The Basics of Poker

Poker is a card game with many variations, but its basic rules are the same: each player makes a bet by placing chips in the pot before dealing their cards. After everyone has a chance to bet, the player with the best hand wins the pot. Poker has a reputation for being a game of pure chance, but it actually involves a lot of skill and psychology. It also teaches players how to manage risk and build confidence.

Often, players will raise and fold with their hands, and even bluff. These strategies can improve a player’s hand strength and overall poker strategy. In addition, they can help a player learn how to read other players, as well. The game teaches players to analyze the odds of a given hand and how to maximize their potential profits. Moreover, it can help players develop patience, which is a useful life skill.

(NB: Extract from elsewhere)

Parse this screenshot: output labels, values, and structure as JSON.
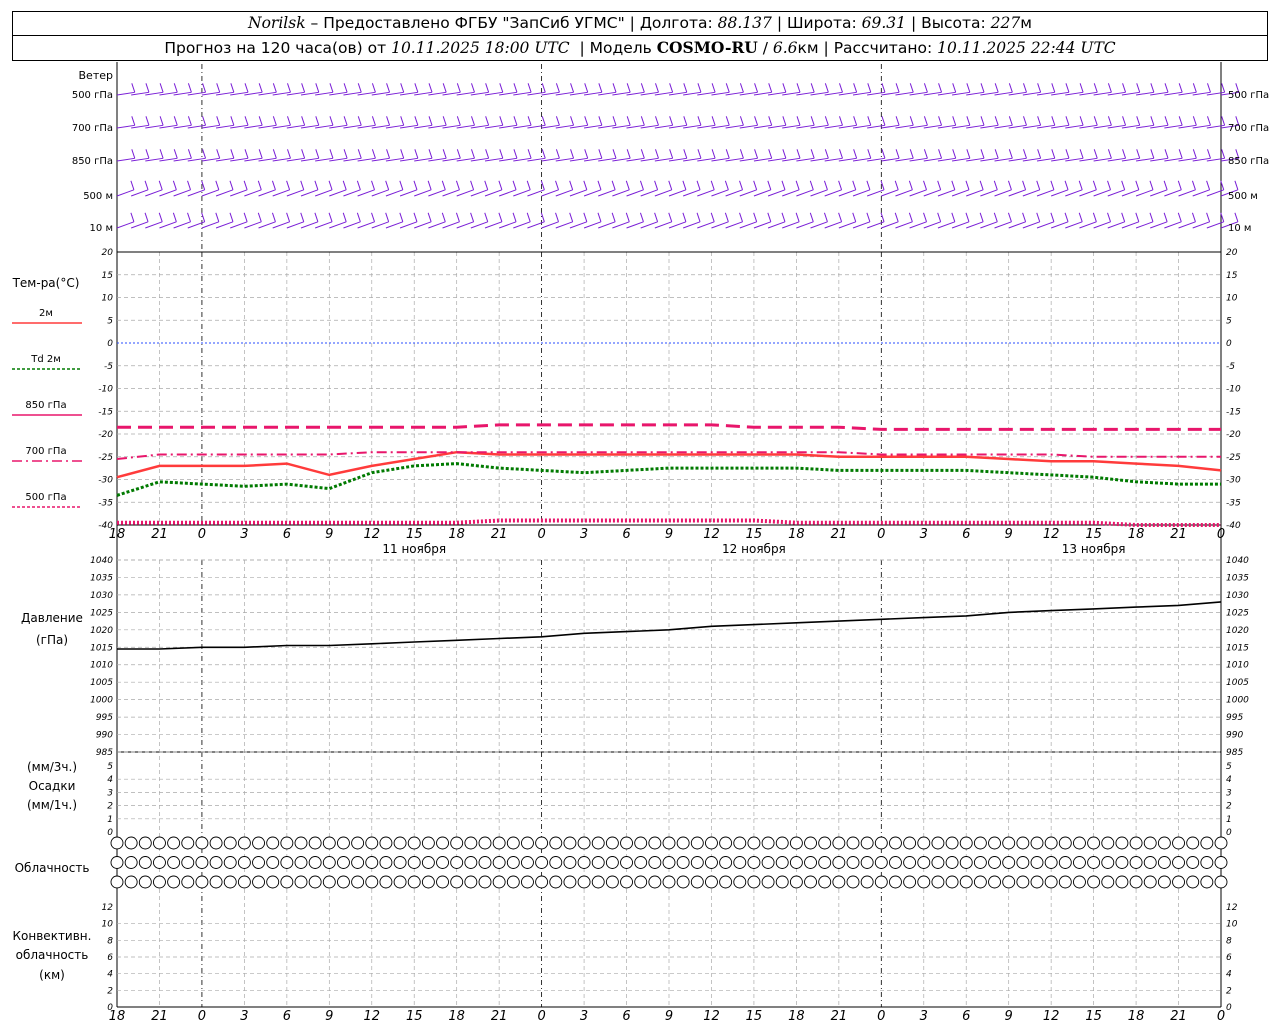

The first thing that poker teaches players is how to calculate the odds of a particular hand. This is an essential skill for any poker player, and it can be applied to any game. It helps players make the best decisions in both cash and tournament games. It also helps players make more accurate reads on their opponents’ actions and read their body language. Moreover, it teaches players to be disciplined and to play within their bankrolls.

While it’s true that poker involves a lot of chance, there are some aspects that can be improved by skill and psychology. Generally, good players will win the pot more than they lose it. They will have fewer losing sessions than average players and be able to keep their emotions in check. Moreover, they will be able to play cautiously and not bet too much, which will protect them from losing money too quickly.

Another important aspect of poker is understanding ranges. It’s vital for players to know the range of hands that their opponents could hold before making a bet. This way, they can better anticipate their opponents’ betting patterns and make more informed decisions. It’s also important to understand how the order of the cards can affect the outcome of a hand.

In the beginning, it can be difficult to read an opponent’s range, but with practice, it will become easier. Players should also watch videos of other people playing poker to learn the basics of this art. Then, they can apply their knowledge of ranges in their own games.

Lastly, poker teaches players how to deal with bad sessions. This is especially important because of how often people lose money in this game. When a player has many losing sessions in a row, it can shake their confidence and make them question their abilities. Nonetheless, this can be overcome by learning to control their emotions and not let them get out of hand. In addition, poker teaches players how to manage risks by never betting more than they can afford to lose and by learning when to quit.

Posted in: Gambling